Copy every line of the data in which the word "background" occurs.

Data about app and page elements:
• • • • • • •
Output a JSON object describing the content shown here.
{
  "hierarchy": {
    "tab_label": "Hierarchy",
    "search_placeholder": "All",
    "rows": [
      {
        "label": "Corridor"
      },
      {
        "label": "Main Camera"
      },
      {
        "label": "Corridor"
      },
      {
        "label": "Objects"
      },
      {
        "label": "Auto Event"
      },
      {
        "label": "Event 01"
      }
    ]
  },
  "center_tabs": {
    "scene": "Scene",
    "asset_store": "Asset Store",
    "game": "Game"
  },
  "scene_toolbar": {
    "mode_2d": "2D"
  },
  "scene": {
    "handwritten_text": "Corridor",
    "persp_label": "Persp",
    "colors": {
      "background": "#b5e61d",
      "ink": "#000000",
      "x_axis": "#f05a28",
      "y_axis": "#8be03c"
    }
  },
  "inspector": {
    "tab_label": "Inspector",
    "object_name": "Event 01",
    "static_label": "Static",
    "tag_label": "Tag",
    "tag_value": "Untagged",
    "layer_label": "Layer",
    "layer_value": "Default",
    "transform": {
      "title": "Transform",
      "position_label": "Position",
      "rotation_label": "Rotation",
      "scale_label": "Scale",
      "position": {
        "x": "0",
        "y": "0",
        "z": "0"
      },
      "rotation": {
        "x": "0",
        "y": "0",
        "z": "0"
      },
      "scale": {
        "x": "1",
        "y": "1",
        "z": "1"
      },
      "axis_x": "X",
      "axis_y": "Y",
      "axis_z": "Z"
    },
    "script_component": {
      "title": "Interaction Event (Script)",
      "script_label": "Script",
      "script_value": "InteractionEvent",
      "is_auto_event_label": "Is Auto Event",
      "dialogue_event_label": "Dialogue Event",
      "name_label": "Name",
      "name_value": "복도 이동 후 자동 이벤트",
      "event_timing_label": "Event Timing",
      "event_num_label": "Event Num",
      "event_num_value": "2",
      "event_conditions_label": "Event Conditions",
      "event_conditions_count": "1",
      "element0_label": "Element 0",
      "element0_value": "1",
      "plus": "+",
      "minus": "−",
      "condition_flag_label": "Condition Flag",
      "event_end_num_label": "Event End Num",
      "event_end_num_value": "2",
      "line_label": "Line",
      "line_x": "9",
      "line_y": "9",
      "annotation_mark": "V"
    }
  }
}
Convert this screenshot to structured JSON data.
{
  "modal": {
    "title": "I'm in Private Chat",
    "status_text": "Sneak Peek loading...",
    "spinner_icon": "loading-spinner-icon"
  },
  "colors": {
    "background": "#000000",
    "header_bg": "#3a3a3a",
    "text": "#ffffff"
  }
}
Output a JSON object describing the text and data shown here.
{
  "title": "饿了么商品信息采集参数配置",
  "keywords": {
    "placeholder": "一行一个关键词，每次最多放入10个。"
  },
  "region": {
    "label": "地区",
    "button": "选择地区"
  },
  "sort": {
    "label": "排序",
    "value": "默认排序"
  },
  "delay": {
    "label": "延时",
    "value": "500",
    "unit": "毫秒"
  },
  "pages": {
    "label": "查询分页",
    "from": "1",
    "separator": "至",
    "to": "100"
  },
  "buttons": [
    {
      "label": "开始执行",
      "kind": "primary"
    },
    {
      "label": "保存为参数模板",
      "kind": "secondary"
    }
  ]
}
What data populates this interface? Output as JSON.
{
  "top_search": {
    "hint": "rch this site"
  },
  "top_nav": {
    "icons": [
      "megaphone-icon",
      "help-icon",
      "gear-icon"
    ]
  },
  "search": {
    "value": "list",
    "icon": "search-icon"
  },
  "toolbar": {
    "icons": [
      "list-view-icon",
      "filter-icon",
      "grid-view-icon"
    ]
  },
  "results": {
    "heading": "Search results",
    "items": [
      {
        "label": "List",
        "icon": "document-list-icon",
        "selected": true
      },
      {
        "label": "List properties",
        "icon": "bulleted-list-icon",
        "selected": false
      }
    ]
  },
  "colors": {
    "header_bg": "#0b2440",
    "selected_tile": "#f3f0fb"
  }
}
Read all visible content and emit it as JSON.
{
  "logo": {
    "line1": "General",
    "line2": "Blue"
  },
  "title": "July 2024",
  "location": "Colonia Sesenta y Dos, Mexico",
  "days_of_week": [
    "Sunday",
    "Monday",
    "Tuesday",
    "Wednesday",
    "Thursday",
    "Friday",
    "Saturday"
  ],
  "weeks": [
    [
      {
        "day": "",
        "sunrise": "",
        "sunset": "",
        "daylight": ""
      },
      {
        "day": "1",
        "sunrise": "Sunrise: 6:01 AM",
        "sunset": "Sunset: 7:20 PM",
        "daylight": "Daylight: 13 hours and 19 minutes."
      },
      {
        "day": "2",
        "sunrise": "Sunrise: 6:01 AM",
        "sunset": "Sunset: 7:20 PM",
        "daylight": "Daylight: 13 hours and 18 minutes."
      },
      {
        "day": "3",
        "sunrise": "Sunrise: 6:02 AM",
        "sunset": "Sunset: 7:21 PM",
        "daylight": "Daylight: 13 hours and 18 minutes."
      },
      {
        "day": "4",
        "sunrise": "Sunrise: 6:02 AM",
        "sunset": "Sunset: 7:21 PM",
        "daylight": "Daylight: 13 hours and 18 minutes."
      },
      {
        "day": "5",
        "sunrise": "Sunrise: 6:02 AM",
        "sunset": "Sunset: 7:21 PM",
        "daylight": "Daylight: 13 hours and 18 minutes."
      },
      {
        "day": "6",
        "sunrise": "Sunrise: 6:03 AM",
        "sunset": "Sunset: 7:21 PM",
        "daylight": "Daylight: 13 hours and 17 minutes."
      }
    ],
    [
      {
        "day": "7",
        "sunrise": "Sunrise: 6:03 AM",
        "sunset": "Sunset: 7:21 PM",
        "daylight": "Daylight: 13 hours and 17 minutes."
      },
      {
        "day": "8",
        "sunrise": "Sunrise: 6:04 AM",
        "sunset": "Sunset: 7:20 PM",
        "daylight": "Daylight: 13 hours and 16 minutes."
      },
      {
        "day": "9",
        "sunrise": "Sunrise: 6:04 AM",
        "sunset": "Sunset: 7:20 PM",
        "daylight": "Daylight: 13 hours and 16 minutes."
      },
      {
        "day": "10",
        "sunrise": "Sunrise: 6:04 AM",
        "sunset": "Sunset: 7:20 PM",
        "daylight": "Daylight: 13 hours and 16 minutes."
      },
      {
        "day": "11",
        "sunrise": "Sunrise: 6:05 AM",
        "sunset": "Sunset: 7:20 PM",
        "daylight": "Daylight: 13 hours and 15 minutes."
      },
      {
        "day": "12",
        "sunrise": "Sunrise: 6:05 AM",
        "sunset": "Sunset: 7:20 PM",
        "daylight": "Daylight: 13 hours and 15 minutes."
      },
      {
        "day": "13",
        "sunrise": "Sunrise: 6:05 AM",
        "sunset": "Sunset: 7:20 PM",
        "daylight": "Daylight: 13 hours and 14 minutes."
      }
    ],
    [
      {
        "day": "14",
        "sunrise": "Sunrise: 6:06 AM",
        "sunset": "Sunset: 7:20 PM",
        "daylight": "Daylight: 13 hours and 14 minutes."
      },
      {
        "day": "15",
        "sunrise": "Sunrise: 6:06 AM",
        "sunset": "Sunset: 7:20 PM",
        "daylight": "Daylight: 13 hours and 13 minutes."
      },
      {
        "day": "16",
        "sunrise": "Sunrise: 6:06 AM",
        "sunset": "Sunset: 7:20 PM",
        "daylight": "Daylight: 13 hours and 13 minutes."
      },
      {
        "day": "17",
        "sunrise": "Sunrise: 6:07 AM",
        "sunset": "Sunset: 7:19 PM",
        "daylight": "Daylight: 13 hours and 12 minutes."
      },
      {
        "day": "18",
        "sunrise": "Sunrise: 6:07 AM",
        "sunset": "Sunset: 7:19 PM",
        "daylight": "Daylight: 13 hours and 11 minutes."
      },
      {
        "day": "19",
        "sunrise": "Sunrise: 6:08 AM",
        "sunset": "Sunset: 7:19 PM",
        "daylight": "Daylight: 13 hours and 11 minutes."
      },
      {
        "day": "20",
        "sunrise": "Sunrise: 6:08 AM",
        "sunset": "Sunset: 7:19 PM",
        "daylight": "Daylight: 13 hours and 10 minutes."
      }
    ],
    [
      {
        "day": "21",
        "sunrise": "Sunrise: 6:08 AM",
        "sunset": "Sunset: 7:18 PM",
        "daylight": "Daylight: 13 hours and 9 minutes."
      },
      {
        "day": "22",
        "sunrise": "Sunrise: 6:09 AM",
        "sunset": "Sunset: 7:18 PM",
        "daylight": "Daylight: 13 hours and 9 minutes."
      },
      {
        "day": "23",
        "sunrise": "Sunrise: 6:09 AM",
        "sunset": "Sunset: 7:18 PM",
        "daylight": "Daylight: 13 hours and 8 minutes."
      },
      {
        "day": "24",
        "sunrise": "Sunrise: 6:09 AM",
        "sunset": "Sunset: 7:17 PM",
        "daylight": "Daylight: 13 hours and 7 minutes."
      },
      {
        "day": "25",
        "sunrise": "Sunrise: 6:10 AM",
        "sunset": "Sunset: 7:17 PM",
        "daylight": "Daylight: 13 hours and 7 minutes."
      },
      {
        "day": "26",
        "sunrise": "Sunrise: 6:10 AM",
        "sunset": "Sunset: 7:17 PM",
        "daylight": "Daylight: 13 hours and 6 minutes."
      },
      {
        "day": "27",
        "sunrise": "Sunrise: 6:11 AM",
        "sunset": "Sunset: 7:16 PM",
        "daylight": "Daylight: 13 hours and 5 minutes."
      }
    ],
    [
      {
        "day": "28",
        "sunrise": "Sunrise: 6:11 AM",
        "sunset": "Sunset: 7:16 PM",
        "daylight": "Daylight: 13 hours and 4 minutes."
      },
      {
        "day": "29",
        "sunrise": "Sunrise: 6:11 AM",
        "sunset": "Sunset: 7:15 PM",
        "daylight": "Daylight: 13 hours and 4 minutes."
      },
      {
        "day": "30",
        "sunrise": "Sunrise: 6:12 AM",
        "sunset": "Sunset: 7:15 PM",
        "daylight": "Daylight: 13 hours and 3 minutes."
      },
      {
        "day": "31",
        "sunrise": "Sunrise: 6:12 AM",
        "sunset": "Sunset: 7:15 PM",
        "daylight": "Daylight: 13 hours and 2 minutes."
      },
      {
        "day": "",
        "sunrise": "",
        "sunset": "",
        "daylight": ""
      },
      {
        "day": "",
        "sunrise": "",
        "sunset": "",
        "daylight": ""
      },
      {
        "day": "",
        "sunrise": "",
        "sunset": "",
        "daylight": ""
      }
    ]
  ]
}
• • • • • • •
§ **Result of this exercise**
      "background": "#b5e61d",
    "background": "#000000",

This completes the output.